WHAT IS BEING ASKED:
Would you print every entry exactly as it appears?

*** THE DATA ***

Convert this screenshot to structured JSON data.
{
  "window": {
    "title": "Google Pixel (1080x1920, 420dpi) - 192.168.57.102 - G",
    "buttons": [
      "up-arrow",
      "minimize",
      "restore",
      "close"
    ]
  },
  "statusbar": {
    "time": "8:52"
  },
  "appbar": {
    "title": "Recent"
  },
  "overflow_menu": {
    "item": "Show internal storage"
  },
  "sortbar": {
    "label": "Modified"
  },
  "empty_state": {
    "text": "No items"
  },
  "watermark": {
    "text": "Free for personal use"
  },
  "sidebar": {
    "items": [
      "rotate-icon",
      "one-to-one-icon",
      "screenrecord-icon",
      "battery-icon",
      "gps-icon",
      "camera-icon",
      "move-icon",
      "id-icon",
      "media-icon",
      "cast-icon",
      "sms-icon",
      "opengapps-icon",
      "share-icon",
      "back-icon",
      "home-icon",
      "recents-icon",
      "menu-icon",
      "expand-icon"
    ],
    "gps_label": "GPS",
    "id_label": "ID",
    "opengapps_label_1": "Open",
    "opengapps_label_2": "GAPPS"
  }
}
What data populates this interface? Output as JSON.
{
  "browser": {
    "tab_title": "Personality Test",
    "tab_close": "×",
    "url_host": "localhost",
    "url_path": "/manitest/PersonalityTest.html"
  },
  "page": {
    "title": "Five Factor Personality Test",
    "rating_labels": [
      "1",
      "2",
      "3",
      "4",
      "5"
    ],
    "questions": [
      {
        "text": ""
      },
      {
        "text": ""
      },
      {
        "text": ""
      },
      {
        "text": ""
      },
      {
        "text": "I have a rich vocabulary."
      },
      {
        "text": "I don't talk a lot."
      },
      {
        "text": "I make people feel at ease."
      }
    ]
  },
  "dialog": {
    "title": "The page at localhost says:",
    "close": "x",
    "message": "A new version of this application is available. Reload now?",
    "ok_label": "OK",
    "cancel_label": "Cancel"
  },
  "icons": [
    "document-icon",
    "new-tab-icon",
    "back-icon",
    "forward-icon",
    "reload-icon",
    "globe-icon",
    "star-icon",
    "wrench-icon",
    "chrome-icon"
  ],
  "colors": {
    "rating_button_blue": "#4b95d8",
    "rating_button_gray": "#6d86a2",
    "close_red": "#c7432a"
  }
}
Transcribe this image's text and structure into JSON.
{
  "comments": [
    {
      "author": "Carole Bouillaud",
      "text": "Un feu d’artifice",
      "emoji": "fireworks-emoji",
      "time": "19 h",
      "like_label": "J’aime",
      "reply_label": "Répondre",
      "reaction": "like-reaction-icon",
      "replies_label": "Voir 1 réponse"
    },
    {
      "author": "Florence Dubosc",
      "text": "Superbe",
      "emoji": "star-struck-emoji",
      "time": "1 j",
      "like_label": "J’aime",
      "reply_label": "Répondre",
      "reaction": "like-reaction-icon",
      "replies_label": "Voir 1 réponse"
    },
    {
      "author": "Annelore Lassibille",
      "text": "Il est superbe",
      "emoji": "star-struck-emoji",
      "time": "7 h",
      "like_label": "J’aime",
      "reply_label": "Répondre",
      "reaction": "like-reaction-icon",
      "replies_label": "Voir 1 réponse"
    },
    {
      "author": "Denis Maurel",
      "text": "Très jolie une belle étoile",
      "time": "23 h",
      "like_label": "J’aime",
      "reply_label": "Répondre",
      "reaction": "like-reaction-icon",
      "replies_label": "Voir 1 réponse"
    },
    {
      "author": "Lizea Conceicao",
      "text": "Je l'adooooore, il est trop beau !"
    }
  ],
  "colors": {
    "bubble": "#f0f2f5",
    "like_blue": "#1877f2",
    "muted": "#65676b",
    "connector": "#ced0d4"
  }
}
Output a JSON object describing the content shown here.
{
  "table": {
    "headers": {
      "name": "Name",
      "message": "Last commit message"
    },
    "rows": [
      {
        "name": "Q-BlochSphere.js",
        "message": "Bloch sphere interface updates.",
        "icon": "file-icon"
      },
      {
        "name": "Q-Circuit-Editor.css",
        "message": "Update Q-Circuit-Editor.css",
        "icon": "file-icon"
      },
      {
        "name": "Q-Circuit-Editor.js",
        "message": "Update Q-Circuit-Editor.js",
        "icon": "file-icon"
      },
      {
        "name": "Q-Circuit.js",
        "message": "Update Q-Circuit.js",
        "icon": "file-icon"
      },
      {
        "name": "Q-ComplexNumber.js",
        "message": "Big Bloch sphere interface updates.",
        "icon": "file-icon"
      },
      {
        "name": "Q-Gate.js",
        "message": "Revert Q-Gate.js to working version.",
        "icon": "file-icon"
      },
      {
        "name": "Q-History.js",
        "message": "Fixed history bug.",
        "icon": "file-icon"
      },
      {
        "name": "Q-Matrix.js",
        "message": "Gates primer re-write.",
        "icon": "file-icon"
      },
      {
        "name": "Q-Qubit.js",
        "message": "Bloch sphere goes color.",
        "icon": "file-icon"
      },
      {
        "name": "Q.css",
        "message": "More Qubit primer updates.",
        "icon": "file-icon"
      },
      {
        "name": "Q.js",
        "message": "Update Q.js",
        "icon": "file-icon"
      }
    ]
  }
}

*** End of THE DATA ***

YOUR SOLUTION:
Convert this screenshot to structured JSON data.
{
  "window": {
    "title": "Google Pixel (1080x1920, 420dpi) - 192.168.57.102 - G",
    "buttons": [
      "up-arrow",
      "minimize",
      "restore",
      "close"
    ]
  },
  "statusbar": {
    "time": "8:52"
  },
  "appbar": {
    "title": "Recent"
  },
  "overflow_menu": {
    "item": "Show internal storage"
  },
  "sortbar": {
    "label": "Modified"
  },
  "empty_state": {
    "text": "No items"
  },
  "watermark": {
    "text": "Free for personal use"
  },
  "sidebar": {
    "items": [
      "rotate-icon",
      "one-to-one-icon",
      "screenrecord-icon",
      "battery-icon",
      "gps-icon",
      "camera-icon",
      "move-icon",
      "id-icon",
      "media-icon",
      "cast-icon",
      "sms-icon",
      "opengapps-icon",
      "share-icon",
      "back-icon",
      "home-icon",
      "recents-icon",
      "menu-icon",
      "expand-icon"
    ],
    "gps_label": "GPS",
    "id_label": "ID",
    "opengapps_label_1": "Open",
    "opengapps_label_2": "GAPPS"
  }
}
What data populates this interface? Output as JSON.
{
  "browser": {
    "tab_title": "Personality Test",
    "tab_close": "×",
    "url_host": "localhost",
    "url_path": "/manitest/PersonalityTest.html"
  },
  "page": {
    "title": "Five Factor Personality Test",
    "rating_labels": [
      "1",
      "2",
      "3",
      "4",
      "5"
    ],
    "questions": [
      {
        "text": ""
      },
      {
        "text": ""
      },
      {
        "text": ""
      },
      {
        "text": ""
      },
      {
        "text": "I have a rich vocabulary."
      },
      {
        "text": "I don't talk a lot."
      },
      {
        "text": "I make people feel at ease."
      }
    ]
  },
  "dialog": {
    "title": "The page at localhost says:",
    "close": "x",
    "message": "A new version of this application is available. Reload now?",
    "ok_label": "OK",
    "cancel_label": "Cancel"
  },
  "icons": [
    "document-icon",
    "new-tab-icon",
    "back-icon",
    "forward-icon",
    "reload-icon",
    "globe-icon",
    "star-icon",
    "wrench-icon",
    "chrome-icon"
  ],
  "colors": {
    "rating_button_blue": "#4b95d8",
    "rating_button_gray": "#6d86a2",
    "close_red": "#c7432a"
  }
}
Transcribe this image's text and structure into JSON.
{
  "comments": [
    {
      "author": "Carole Bouillaud",
      "text": "Un feu d’artifice",
      "emoji": "fireworks-emoji",
      "time": "19 h",
      "like_label": "J’aime",
      "reply_label": "Répondre",
      "reaction": "like-reaction-icon",
      "replies_label": "Voir 1 réponse"
    },
    {
      "author": "Florence Dubosc",
      "text": "Superbe",
      "emoji": "star-struck-emoji",
      "time": "1 j",
      "like_label": "J’aime",
      "reply_label": "Répondre",
      "reaction": "like-reaction-icon",
      "replies_label": "Voir 1 réponse"
    },
    {
      "author": "Annelore Lassibille",
      "text": "Il est superbe",
      "emoji": "star-struck-emoji",
      "time": "7 h",
      "like_label": "J’aime",
      "reply_label": "Répondre",
      "reaction": "like-reaction-icon",
      "replies_label": "Voir 1 réponse"
    },
    {
      "author": "Denis Maurel",
      "text": "Très jolie une belle étoile",
      "time": "23 h",
      "like_label": "J’aime",
      "reply_label": "Répondre",
      "reaction": "like-reaction-icon",
      "replies_label": "Voir 1 réponse"
    },
    {
      "author": "Lizea Conceicao",
      "text": "Je l'adooooore, il est trop beau !"
    }
  ],
  "colors": {
    "bubble": "#f0f2f5",
    "like_blue": "#1877f2",
    "muted": "#65676b",
    "connector": "#ced0d4"
  }
}
Output a JSON object describing the content shown here.
{
  "table": {
    "headers": {
      "name": "Name",
      "message": "Last commit message"
    },
    "rows": [
      {
        "name": "Q-BlochSphere.js",
        "message": "Bloch sphere interface updates.",
        "icon": "file-icon"
      },
      {
        "name": "Q-Circuit-Editor.css",
        "message": "Update Q-Circuit-Editor.css",
        "icon": "file-icon"
      },
      {
        "name": "Q-Circuit-Editor.js",
        "message": "Update Q-Circuit-Editor.js",
        "icon": "file-icon"
      },
      {
        "name": "Q-Circuit.js",
        "message": "Update Q-Circuit.js",
        "icon": "file-icon"
      },
      {
        "name": "Q-ComplexNumber.js",
        "message": "Big Bloch sphere interface updates.",
        "icon": "file-icon"
      },
      {
        "name": "Q-Gate.js",
        "message": "Revert Q-Gate.js to working version.",
        "icon": "file-icon"
      },
      {
        "name": "Q-History.js",
        "message": "Fixed history bug.",
        "icon": "file-icon"
      },
      {
        "name": "Q-Matrix.js",
        "message": "Gates primer re-write.",
        "icon": "file-icon"
      },
      {
        "name": "Q-Qubit.js",
        "message": "Bloch sphere goes color.",
        "icon": "file-icon"
      },
      {
        "name": "Q.css",
        "message": "More Qubit primer updates.",
        "icon": "file-icon"
      },
      {
        "name": "Q.js",
        "message": "Update Q.js",
        "icon": "file-icon"
      }
    ]
  }
}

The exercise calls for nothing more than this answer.